> _Dataset rows describing interfaces_
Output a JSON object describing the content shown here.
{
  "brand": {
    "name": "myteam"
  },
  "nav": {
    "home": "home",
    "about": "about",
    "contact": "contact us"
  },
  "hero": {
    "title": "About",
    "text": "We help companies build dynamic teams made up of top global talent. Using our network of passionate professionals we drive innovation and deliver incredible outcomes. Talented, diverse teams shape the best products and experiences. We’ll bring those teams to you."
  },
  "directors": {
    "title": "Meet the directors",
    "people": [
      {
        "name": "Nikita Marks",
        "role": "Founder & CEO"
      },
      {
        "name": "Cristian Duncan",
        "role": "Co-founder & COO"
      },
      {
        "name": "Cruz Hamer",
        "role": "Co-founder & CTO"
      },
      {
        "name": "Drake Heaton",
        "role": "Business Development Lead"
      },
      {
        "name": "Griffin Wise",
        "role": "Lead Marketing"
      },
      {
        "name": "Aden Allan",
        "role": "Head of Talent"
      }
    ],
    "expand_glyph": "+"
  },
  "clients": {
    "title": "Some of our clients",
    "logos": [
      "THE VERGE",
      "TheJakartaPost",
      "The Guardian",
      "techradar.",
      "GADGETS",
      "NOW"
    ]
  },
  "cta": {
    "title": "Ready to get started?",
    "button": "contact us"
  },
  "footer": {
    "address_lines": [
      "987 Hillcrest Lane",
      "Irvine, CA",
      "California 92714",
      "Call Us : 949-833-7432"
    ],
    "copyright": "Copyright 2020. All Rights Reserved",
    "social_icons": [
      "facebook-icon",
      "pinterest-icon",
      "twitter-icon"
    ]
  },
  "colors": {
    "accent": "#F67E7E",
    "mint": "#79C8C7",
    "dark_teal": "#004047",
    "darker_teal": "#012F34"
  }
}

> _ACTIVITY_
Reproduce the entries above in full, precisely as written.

> _TASK RESPONSE_
Output a JSON object describing the content shown here.
{
  "brand": {
    "name": "myteam"
  },
  "nav": {
    "home": "home",
    "about": "about",
    "contact": "contact us"
  },
  "hero": {
    "title": "About",
    "text": "We help companies build dynamic teams made up of top global talent. Using our network of passionate professionals we drive innovation and deliver incredible outcomes. Talented, diverse teams shape the best products and experiences. We’ll bring those teams to you."
  },
  "directors": {
    "title": "Meet the directors",
    "people": [
      {
        "name": "Nikita Marks",
        "role": "Founder & CEO"
      },
      {
        "name": "Cristian Duncan",
        "role": "Co-founder & COO"
      },
      {
        "name": "Cruz Hamer",
        "role": "Co-founder & CTO"
      },
      {
        "name": "Drake Heaton",
        "role": "Business Development Lead"
      },
      {
        "name": "Griffin Wise",
        "role": "Lead Marketing"
      },
      {
        "name": "Aden Allan",
        "role": "Head of Talent"
      }
    ],
    "expand_glyph": "+"
  },
  "clients": {
    "title": "Some of our clients",
    "logos": [
      "THE VERGE",
      "TheJakartaPost",
      "The Guardian",
      "techradar.",
      "GADGETS",
      "NOW"
    ]
  },
  "cta": {
    "title": "Ready to get started?",
    "button": "contact us"
  },
  "footer": {
    "address_lines": [
      "987 Hillcrest Lane",
      "Irvine, CA",
      "California 92714",
      "Call Us : 949-833-7432"
    ],
    "copyright": "Copyright 2020. All Rights Reserved",
    "social_icons": [
      "facebook-icon",
      "pinterest-icon",
      "twitter-icon"
    ]
  },
  "colors": {
    "accent": "#F67E7E",
    "mint": "#79C8C7",
    "dark_teal": "#004047",
    "darker_teal": "#012F34"
  }
}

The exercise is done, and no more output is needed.